A man who this week denounced Erie County prosecutors for a plea bargain that could result in his son's killer receiving a minimum jail sentence may testify for the prosecution at another murder trial.
Michael Pinelli, 60, is listed as a prosecution witness in the upcoming trial of his late son's father-in-law, Luciano Charles "Dilly" Spataro, who was convicted of complicity in the 1986 slaying of John Pinelli. Prosecutors said Spataro arranged the murder.
Spataro, 57, and Anita DiGiulio Marvin, 42, face trial next week in the 1985 slaying of Mrs. Marvin's husband, Robert DiGiulio, a bodyguard for celebrities.
District Attorney Kevin M. Dillon confirmed that Pinelli has provided authorities with "some information which could, possibly, be elicited" at the trial but declined to comment further.
Pinelli criticized the district attorney's office for allegedly misleading his family about the lenient plea deal given to Buffalo mob informant William Koopman, 33, the key witness in the DiGiulio murder and an admitted accomplice in the slaying of Pinelli's son.

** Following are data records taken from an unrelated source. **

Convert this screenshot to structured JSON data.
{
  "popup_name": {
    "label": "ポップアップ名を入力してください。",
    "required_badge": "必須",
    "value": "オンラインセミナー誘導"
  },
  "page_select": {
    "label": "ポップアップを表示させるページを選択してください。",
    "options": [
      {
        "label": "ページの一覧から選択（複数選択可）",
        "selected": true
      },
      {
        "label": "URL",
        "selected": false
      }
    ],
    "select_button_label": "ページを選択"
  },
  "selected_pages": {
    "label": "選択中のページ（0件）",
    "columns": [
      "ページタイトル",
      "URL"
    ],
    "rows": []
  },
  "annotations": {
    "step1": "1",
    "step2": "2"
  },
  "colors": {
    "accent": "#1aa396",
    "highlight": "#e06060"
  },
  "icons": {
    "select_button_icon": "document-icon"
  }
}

Spataro's daughter, Cindy, was married to Pinelli's son, who was killed (by) Koopman -- reportedly at Spataro's request.
Pinelli said his family was shocked to discover last week that Koopman was being guaranteed a five-year prison term in a plea bargain. He said prosecutors repeatedly said he would get at least 15 years.
Pinelli's possible testimony came to light Wednesday during jury selection before State Supreme Court Justice Frederick M. Marshall.
Marshall, while discussing witnesses with the potential jurors to ensure they didn't personally know any, told them that Pinelli was among the prosecution witnesses.
Marshall empaneled six men and four women for the jury in the April 17, 1985, slaying of DiGiulio.
Two other jurors and two alternates will be selected Wednesday, court officials said.
The jury will decide the fate of Spataro, who is serving an eight-year-to-life term for drug dealing and complicity in the slaying of Pinelli's son, while Marshall will rule on Mrs. Marvin, an Amherst real estate agent, who waived her right to a jury.
The case marks the first time, locally, that a jury and non-jury trial have been conducted jointly.